Let’s review these forecasting methods in an example:

  1. Moving average:
    This method simply calculates the average of the demand history for the last N time buckets where N is a configurable parameter (see parameter forecast.MovingAverage_order).
    In real-life datasets you will normally only see this method being selected when there is only very limited history (eg a new item).
  2. Constant:
    The constant method is an implementation of the single exponential smoothing method. It is used when the demand doesn’t really evolve in time.
    Constant method
  3. Trend:
    The trend method is an implementation of the double exponential smoothing method. It is used when a trend, either positive or negative, is observed in the sales history.
    Trend method
  4. Seasonal:
    The seasonal method is an implementation of the Holt-Winter’s method and is used when a seasonal pattern is detected in the demand history.
    A seasonal forecast has a recurring pattern in time such as ice creams being much more sold during summer compared to winter.
    FrePPLe automatically detects for the periodicity of the recurring patterns.
    Seasonal method
  5. Intermittent:
    The intermittent method is an implementation of the Croston method. This method is suitable for sales history with intermittence, i.e. a sales history with many zeros.
    Intermittent method

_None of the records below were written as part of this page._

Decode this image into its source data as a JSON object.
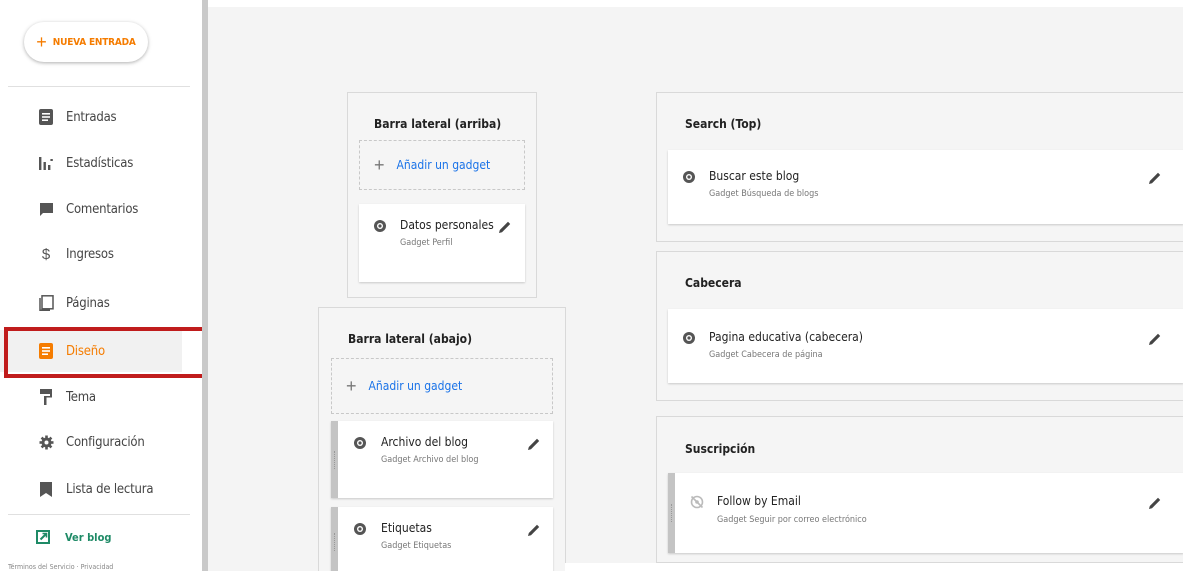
{
  "new_post": {
    "label": "NUEVA ENTRADA",
    "icon": "plus-icon"
  },
  "sidebar": {
    "items": [
      {
        "label": "Entradas",
        "icon": "posts-icon"
      },
      {
        "label": "Estadísticas",
        "icon": "stats-icon"
      },
      {
        "label": "Comentarios",
        "icon": "comment-icon"
      },
      {
        "label": "Ingresos",
        "icon": "dollar-icon"
      },
      {
        "label": "Páginas",
        "icon": "pages-icon"
      },
      {
        "label": "Diseño",
        "icon": "layout-icon",
        "active": true
      },
      {
        "label": "Tema",
        "icon": "paint-roller-icon"
      },
      {
        "label": "Configuración",
        "icon": "gear-icon"
      },
      {
        "label": "Lista de lectura",
        "icon": "bookmark-icon"
      }
    ],
    "view_blog": "Ver blog",
    "footer": "Términos del Servicio · Privacidad"
  },
  "colors": {
    "accent": "#f57c00",
    "link": "#1a73e8",
    "highlight": "#c01c1c",
    "view_blog": "#1e8a66"
  },
  "sections": {
    "sidebar_top": {
      "title": "Barra lateral (arriba)",
      "add_label": "Añadir un gadget",
      "gadgets": [
        {
          "name": "Datos personales",
          "type": "Gadget Perfil",
          "visible": true
        }
      ]
    },
    "sidebar_bottom": {
      "title": "Barra lateral (abajo)",
      "add_label": "Añadir un gadget",
      "gadgets": [
        {
          "name": "Archivo del blog",
          "type": "Gadget Archivo del blog",
          "visible": true
        },
        {
          "name": "Etiquetas",
          "type": "Gadget Etiquetas",
          "visible": true
        }
      ]
    },
    "search_top": {
      "title": "Search (Top)",
      "gadgets": [
        {
          "name": "Buscar este blog",
          "type": "Gadget Búsqueda de blogs",
          "visible": true
        }
      ]
    },
    "header": {
      "title": "Cabecera",
      "gadgets": [
        {
          "name": "Pagina educativa (cabecera)",
          "type": "Gadget Cabecera de página",
          "visible": true
        }
      ]
    },
    "subscription": {
      "title": "Suscripción",
      "gadgets": [
        {
          "name": "Follow by Email",
          "type": "Gadget Seguir por correo electrónico",
          "visible": false
        }
      ]
    }
  }
}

The forecast module also provides 3 other options to compute the statistical forecast:

  1. Automatic (default):
    This is the default forecast method. FrePPLe will evaluate all 5 statistical forecast methods described above and will pick the one that minimizes the forecast error.
  2. Manual:
    This option prevents frePPLe from computing any forecast. The forecast will be provided by the planner through overrides.
  3. Aggregate:
    It means that the forecast should be equal to the sum of the child intersections’ forecast. This method is automatically set on all parent nodes in the hierarchy.

Follow these steps to explore this example in more detail:

  • The forecast table contains the intersections for which a forecast should be computed.
    By default, this table is automatically populated based on the intersections found in the demand history (see the parameter forecast.populateForecastTable for more details).
    Using the “method” field in the forecast table you can choose among the different methods. By default the method will be set to “automatic”.
  • The forecasts are best navigated with the forecast report or the forecast editor